In addition to the above, there are advanced mechanics associated with this, such as becoming so infamous that a Wanted Poster is issued for you with a large bounty on your head that can be collected by players who have the quest even Secure areas. There are also rumors of a secret cult you can make an offering to who will assassinate particularly troublesome players for the right price...

How We See This Working In Practice

Let's look at a couple of practical examples of common gameplay and see how we anticipate this working in practice.

  • You need a gear upgrade. Gear drops from dungeon instances. These items will be soulbound as soon as you get them, and instances are not PvP zones (since everyone in the instance is in the same party). Once you get your new sword, you can equip it safely and not worry about losing it. However, nothing that drops during your dungeon run can be sold to anyone else, so it's really just about improving yourself personally.

  • You go into the Wilds to collect ingredients to make a powerful potion that is sought after by high-end players for combat. You should definitely bring a bodyguard or two, because if you acquire what you want you have to get it from the Wilds back to town without someone taking it from you. Once you've got it safely back to town, you can store it in your personal chest as long as you'd like where it's totally safe. Then you can choose to use it yourself if you're an Alchemist, or you can sell it to someone else so they can make a potion with it.

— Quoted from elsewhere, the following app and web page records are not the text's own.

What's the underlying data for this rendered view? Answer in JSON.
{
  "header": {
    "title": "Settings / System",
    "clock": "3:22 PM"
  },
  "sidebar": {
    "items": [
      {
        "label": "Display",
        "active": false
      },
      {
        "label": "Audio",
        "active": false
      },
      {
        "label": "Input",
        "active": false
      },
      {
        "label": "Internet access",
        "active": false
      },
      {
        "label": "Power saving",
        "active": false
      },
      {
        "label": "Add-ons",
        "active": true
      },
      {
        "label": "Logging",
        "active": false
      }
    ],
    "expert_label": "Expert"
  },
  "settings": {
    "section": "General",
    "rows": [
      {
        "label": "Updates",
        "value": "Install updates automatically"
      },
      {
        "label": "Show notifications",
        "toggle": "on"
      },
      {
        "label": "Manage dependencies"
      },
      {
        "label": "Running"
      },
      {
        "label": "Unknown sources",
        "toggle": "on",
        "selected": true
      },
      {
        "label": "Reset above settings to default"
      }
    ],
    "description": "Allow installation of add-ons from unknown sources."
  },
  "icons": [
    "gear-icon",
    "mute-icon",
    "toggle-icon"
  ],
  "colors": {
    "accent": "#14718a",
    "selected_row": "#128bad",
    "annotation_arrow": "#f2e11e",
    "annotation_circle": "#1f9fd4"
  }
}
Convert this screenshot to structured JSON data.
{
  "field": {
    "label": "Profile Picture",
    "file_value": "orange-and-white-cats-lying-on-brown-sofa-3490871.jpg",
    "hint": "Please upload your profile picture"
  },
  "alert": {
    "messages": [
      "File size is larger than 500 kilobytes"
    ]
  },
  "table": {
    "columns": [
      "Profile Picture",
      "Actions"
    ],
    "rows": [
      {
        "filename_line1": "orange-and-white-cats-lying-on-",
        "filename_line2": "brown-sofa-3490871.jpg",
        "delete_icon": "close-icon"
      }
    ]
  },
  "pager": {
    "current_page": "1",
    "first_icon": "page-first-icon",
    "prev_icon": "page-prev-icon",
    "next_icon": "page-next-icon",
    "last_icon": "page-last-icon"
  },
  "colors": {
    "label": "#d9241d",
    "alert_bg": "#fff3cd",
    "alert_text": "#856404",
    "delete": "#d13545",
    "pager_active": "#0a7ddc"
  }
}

  • You're an Alchemist, and you brew up a powerful potion. The potion is tradable and you want to sell it. You can choose to either stay in your current town (where no PvP is allowed) and get buyers to come to you, or you can make a trek to a far away town closer to the high-end dungeons where players may be more willing to buy it for a higher price, but on the way there you have to protect your goods.

  • You go into the Wilds on the way to a dungeon. You have no interest in acquiring trade goods to sell to anyone else. Someone could still attack you, but since there would be no reward for doing so (since they can clearly see you're not carrying anything that could drop), and since the penalty of dying while a bandit is high, you should be relatively safe. On the other hand, you may see someone attack someone else and become a bandit while walking by, and then you can take justice into your own hands by helping bring them down.

I hope that provides some insight into the system and how we see it functioning. You can discuss this post on our forums here:


Read more posts by this author.

Subscribe to OrbusVR Development

Get the latest information on OrbusVR delivered right to your inbox.